━━━━━ Data supplied
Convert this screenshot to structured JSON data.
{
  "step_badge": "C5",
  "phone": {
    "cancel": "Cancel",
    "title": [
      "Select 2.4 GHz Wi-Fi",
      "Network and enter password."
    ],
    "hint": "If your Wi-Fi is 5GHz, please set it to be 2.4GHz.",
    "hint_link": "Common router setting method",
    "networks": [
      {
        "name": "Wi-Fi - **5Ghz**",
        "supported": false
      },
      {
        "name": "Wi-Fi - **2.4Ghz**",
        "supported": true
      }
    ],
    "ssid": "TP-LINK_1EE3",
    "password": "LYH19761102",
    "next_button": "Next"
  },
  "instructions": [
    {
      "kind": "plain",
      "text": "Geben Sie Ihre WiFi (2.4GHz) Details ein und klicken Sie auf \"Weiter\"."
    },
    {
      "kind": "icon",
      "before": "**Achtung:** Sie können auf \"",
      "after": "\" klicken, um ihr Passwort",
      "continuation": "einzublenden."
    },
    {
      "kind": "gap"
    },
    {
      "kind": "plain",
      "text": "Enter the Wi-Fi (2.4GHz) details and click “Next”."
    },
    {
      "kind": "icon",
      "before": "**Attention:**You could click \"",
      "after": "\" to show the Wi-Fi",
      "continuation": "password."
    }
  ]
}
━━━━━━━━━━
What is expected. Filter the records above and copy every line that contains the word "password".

Result for this task.
      "Network and enter password."
    "password": "LYH19761102",
      "continuation": "password."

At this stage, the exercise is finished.